She became a teacher at junior and senior high school where she inspired students to be creative in their writings.She is a member and has served on the executive of the Writers Association of Nova Scotia. As a journalist she was a correspondent for the Montreal Gazette. Two of the novels were translated into one volume in English entitled the Outlander ( Toronto, 1950) which won the Governor General's Award, In 1961 she was elected as a fellow of the Royal Society of Canada. In 1976 she took a 5 week course at Albertas Banff Centre on writing. Her sports stories for young adults drew on her own love of playing basketball at high school and university.
Featuring a special presentation by PLANifax Presenters include: - Tony Charles, SMU - Peter Duinker, Dalhousie University - Jeremy Lundholm, SMU - Jean Rennie, Park Avenue Community Oven - John Reid, SMU And representatives of: - Ecology Action Centre - Halifax Water - Wild Child Forest School Attendance is free, we only ask that you register on our Eventbrite page as space is limited!This event is part of the Sierra Club Atlantic Canada Chapter's work in Gorsebrook Park, generously funded through the Green Streets program by Tree Canada / Arbres Canada and TD Friends of the Environment Foundation - TD FEF.Their screeching has always been part of a traditional day at the seaside.But suddenly the British seagull has become something of a menace.Indigenous Voices on the Environment and the Economy.

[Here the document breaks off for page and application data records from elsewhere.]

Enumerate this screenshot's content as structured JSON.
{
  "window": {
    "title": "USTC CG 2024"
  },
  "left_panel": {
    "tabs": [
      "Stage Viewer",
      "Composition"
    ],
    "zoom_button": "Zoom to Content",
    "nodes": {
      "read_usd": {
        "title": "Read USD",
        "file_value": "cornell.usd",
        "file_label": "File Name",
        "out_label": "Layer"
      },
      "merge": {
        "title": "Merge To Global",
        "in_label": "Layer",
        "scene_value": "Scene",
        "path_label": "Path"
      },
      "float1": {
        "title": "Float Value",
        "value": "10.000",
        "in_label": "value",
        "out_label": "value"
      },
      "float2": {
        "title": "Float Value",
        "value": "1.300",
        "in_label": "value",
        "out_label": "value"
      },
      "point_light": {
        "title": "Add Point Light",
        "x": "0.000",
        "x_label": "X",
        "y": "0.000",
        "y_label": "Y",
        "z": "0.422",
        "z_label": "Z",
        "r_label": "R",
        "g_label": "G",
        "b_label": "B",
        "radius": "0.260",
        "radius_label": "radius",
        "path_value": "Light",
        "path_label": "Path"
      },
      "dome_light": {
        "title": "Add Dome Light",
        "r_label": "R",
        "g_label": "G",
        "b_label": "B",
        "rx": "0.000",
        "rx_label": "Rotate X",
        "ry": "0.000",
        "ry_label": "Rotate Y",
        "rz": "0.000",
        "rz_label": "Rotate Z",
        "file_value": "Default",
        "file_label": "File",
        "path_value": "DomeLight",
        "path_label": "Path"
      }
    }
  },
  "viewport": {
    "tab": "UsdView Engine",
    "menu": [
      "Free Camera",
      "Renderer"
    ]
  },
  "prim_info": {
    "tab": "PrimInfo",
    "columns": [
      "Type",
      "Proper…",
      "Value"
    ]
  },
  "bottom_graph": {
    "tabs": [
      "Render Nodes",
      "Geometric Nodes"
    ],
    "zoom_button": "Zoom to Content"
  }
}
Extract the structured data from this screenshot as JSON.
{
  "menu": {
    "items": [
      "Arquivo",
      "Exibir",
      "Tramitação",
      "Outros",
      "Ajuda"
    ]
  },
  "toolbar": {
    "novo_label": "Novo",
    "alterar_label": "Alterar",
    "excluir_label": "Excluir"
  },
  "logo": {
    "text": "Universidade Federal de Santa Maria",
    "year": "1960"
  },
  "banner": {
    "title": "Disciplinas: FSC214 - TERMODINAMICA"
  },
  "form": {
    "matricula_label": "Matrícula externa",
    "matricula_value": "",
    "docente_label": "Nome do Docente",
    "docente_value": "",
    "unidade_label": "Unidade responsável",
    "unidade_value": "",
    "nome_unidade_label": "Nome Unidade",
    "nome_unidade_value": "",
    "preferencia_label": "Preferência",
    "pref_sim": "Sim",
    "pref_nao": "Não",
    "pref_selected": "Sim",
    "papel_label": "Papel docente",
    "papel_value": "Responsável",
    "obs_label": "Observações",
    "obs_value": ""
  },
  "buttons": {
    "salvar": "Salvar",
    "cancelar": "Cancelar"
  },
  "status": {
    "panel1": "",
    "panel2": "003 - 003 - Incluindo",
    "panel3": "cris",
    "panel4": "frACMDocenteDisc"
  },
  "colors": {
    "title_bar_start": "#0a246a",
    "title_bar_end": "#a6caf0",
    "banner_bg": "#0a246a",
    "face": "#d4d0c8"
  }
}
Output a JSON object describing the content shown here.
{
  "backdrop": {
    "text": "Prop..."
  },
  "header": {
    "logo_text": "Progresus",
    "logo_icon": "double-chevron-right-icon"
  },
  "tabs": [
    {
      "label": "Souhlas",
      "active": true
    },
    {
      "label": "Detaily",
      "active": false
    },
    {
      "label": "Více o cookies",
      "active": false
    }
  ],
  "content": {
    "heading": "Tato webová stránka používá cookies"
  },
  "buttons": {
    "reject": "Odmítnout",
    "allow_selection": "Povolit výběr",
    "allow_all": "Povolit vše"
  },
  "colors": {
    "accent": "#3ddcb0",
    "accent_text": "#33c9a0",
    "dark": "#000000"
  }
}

Arabian Time Travel Tourism 15 arabian time travel - scam. The other key attraction of dating sites halifax ns areas is easy access to predator-free nesting space.The meeting will be a dating sites halifax ns opportunity to shine a spotlight on local communities around the world, how they are engaging in environmental conservation supporting sustainable livelihoods, and how they can be best supported in policy and in practical programs.The conference will bring together indigenous, community, university, government, and NGO people, to produce lessons of relevance from local to global, to build partnerships, and to shape the future linkages of communities, conservation and livelihoods.Currently retired she is enjoying writing her next books and travelling to provide learning and author sessions at schools and libraries across Canada.Born April 18, 1953, Saddle Lake First Nation, Alberta.Her Cree name is Sky Dancer and refers to the Northern lights.